The City Council got an update on racial equity efforts within city departments Wednesday and offered feedback on priorities moving forward.
Deputy City Coordinator Nuria Rivera-Vandermyde provided a snapshot of several departments’ work on equity to the Council’s Committee of the Whole and outlined future goals, which include aligning best practices and clarifying how the city will measure progress.
She said the City Coordinator’s office plans to finalize a racial equity framework with specific initiatives and timelines for departments by the end of the year. The office recently hired two new equity and inclusion managers focused on the work — Joy Marsh Stephens and Julianne Leerssen.
To date, city leaders have been working on several initiatives, including organizing cultural competency training for city employees, crafting a racial equity assessment toolkit, engaging more women- and minority-owned businesses in the procurement process, and recruiting more people of color for city jobs and openings on boards and commissions.
The Fire Department, for instance, has a program at North and Roosevelt High Schools to encourage students to consider careers as EMTs and the IT department has stepped up recruitment of people of color for tech jobs.
City Council President Barb Johnson (Ward 4) said more people of color need to be included on city boards like the Planning Commission and Heritage Preservation Commission instead of just the Civil Rights Commission.
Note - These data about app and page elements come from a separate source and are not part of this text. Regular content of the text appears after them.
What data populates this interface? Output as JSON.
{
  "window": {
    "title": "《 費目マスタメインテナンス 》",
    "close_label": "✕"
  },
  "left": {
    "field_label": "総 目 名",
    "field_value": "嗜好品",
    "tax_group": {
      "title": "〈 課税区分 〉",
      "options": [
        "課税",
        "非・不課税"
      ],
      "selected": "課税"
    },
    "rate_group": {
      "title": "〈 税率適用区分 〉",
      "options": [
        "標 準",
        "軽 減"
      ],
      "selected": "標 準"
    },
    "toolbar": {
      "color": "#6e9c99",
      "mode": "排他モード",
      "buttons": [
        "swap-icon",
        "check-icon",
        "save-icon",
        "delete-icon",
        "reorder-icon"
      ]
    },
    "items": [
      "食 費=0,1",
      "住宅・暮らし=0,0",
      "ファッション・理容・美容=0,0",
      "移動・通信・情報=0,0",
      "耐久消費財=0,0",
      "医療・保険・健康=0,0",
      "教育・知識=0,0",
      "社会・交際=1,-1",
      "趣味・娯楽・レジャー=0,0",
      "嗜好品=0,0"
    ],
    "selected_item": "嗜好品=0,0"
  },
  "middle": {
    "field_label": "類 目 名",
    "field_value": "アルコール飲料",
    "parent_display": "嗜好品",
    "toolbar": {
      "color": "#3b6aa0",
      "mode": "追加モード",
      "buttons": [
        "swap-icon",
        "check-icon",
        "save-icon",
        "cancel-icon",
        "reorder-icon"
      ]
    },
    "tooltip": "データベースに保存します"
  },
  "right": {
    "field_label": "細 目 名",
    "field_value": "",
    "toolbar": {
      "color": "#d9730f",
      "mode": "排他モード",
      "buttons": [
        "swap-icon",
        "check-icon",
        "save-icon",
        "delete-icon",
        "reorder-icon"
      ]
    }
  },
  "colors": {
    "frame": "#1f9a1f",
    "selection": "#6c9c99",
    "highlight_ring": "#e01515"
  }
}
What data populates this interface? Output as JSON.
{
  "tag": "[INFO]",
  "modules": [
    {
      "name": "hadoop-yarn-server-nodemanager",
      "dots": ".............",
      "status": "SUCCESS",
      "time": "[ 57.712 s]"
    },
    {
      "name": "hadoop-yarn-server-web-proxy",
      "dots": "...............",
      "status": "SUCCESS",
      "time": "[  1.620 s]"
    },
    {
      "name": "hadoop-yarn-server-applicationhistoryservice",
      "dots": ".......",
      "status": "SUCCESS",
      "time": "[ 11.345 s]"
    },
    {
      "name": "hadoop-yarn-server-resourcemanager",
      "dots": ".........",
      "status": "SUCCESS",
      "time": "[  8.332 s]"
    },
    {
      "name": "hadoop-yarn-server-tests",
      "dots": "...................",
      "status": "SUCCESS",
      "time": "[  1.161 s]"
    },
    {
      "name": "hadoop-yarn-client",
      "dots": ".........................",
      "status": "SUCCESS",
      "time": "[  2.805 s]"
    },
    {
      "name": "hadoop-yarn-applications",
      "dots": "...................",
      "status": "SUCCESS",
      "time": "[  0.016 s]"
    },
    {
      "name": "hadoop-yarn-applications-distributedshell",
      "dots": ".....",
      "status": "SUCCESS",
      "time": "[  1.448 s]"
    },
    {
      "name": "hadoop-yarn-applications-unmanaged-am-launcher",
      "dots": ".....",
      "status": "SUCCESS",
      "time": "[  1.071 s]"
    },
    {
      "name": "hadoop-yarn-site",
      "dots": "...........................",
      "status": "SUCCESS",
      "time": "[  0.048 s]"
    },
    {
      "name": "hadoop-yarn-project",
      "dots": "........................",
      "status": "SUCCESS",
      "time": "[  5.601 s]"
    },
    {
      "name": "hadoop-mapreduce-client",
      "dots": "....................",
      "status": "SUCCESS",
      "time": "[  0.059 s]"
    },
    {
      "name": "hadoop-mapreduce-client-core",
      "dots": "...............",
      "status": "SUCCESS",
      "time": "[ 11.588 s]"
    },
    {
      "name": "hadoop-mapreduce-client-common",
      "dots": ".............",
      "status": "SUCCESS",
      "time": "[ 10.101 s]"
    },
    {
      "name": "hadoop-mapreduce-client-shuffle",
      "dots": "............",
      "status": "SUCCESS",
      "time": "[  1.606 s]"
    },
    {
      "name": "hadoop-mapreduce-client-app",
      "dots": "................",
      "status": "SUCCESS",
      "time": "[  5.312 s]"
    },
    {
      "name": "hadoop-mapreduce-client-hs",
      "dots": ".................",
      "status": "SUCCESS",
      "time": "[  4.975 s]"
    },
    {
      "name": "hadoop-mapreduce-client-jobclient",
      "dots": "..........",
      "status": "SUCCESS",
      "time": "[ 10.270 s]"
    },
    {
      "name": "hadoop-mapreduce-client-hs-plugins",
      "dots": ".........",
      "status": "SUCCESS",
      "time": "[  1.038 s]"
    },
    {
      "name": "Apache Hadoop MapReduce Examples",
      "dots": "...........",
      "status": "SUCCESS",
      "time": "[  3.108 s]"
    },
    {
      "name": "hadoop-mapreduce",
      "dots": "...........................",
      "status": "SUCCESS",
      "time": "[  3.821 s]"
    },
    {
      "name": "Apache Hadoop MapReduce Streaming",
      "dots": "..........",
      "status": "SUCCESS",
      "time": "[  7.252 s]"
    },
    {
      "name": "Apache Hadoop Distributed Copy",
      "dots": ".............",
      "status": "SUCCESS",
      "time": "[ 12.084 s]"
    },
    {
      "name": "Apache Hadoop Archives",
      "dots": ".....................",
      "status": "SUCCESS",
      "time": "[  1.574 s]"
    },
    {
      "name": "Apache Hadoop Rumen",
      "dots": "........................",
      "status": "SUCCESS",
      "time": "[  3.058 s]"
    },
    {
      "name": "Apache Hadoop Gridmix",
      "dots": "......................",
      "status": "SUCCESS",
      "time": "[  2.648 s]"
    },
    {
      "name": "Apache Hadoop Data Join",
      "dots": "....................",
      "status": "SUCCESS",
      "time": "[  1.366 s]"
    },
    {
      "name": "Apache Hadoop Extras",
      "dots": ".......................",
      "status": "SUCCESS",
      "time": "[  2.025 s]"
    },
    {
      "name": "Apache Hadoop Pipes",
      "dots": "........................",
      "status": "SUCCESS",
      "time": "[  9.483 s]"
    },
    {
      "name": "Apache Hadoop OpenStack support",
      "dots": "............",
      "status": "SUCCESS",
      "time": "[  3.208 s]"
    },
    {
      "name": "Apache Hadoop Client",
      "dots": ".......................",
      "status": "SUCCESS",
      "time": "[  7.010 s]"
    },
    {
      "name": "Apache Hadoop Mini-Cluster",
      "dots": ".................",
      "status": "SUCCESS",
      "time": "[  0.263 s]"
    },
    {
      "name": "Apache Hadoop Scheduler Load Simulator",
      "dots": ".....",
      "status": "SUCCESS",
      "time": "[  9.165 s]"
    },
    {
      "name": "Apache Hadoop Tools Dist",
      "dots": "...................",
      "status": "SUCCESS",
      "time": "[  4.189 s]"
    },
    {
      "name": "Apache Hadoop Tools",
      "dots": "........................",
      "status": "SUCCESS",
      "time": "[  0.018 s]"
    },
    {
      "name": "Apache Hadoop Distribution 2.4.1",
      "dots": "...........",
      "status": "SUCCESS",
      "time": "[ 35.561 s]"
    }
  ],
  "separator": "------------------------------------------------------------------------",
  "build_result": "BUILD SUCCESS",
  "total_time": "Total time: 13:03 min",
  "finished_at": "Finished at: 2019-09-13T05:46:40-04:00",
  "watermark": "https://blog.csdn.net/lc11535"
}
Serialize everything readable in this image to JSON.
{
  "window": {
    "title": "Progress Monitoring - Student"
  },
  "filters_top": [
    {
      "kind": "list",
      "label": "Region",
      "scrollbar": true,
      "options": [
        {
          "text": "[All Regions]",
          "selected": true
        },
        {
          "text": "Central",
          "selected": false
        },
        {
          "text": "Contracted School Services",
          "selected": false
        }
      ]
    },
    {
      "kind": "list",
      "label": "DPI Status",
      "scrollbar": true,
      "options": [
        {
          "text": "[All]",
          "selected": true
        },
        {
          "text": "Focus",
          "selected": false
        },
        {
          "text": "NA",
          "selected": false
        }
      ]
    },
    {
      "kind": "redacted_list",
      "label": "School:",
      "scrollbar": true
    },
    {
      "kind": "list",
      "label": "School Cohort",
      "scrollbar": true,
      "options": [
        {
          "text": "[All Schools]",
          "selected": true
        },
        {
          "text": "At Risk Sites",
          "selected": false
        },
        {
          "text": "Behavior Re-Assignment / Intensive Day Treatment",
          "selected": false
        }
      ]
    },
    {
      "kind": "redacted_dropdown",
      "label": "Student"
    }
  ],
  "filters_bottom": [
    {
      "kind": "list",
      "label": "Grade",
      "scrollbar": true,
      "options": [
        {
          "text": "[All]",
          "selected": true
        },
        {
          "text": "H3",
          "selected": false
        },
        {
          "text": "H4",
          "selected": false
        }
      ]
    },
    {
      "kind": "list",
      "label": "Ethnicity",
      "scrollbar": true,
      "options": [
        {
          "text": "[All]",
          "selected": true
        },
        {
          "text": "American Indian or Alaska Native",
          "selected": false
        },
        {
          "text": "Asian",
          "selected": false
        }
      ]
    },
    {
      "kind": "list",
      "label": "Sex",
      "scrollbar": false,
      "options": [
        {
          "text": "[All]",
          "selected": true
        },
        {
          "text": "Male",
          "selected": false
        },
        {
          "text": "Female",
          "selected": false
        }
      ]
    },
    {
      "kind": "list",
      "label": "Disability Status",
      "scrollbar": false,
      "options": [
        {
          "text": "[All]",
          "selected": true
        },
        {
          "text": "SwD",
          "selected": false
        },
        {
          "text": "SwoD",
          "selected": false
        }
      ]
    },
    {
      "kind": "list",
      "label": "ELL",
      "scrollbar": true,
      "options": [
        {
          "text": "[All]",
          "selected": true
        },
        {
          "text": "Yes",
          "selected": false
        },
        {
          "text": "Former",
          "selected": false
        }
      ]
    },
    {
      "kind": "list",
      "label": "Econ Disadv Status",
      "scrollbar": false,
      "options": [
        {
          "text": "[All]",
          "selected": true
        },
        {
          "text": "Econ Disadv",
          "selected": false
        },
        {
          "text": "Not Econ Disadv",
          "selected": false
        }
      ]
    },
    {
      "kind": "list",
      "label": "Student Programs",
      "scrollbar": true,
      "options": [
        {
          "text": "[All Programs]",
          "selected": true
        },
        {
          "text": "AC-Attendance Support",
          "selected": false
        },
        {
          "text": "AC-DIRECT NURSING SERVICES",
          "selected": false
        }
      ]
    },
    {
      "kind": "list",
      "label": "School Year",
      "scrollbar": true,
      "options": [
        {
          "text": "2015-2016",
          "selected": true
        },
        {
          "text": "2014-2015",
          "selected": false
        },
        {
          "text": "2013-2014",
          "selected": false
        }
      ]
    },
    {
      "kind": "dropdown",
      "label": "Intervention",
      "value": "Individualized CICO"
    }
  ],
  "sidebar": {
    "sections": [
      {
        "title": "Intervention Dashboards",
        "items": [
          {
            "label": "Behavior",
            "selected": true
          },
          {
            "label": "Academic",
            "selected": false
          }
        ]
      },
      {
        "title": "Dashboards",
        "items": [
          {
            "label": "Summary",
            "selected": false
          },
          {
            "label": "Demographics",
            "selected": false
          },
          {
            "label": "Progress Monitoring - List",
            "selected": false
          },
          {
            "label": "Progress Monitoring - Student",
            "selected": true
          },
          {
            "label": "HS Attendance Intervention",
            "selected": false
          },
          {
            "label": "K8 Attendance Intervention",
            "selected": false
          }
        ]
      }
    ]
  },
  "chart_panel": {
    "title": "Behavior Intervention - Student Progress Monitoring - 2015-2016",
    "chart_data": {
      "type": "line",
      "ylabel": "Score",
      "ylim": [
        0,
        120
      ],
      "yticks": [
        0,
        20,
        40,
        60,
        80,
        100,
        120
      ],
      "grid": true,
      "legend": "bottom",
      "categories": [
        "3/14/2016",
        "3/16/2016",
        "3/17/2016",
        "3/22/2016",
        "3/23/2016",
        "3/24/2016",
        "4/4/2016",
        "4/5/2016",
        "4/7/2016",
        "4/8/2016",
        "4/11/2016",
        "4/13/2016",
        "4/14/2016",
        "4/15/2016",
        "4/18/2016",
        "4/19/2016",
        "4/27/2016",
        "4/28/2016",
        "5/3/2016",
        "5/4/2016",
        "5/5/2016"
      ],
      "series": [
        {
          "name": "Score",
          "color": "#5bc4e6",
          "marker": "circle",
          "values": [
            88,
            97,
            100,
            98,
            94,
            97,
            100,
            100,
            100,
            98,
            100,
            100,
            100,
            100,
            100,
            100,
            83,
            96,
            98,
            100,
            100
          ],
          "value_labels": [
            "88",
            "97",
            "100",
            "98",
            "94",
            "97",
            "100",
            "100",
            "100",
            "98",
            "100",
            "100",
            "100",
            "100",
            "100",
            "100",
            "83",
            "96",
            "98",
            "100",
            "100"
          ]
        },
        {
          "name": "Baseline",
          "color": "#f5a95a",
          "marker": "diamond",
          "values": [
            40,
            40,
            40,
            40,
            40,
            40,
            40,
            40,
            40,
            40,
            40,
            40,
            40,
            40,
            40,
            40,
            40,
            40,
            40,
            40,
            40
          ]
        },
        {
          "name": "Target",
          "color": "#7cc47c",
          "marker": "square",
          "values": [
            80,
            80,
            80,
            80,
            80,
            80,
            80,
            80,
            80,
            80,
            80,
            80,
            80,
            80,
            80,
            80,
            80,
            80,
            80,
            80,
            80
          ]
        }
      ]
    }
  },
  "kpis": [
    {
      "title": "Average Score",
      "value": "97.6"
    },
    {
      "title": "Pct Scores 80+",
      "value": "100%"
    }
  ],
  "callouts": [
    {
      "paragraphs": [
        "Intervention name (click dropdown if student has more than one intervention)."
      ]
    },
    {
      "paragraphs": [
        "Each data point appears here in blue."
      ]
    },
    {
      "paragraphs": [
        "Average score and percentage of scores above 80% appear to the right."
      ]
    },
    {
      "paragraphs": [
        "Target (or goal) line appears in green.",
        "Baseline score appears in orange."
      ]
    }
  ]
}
She also suggested stipends should be offered to help commissioners cover childcare to attend evening meetings.
“It’s an embarrassment,” she said. “It’s not like we don’t have qualified people of color in our community who are architects, planners and historians.”
City Council Member Blong Yang (Ward 5) said he felt like the city’s equity work has become “murky” and difficult to decipher.
“I’m kind of lost on all of this stuff,” he said. “… I just seems like it is way too complicated for the average person.”
Council Member Cam Gordon (Ward 2) asked how city leaders will be measuring success of goals. “I think we need to nail that down pretty soon, too,” he said.
Rivera-Vandermyde said the coordinator’s office is looking at ways to coordinate efforts to maximize resources and benefits.
“We are a data-driven city and we want to make sure that as we move forward we are able to somehow show that we are moving the dial on equity, because otherwise we are sitting here doing good work that feels great,” she said. “But we want to be able to show that it’s making a difference to the community.”
She said there has been a “wealth of work” and conversations about racial equity throughout the city’s enterprise.
“It also shows me that the positions we’ve hired in the Coordinator’s office to help steer our equity efforts were really needed as similar work was being done by different departments,” she said. “I’m excited to be a part of this great opportunity for alignment and tangible progress.”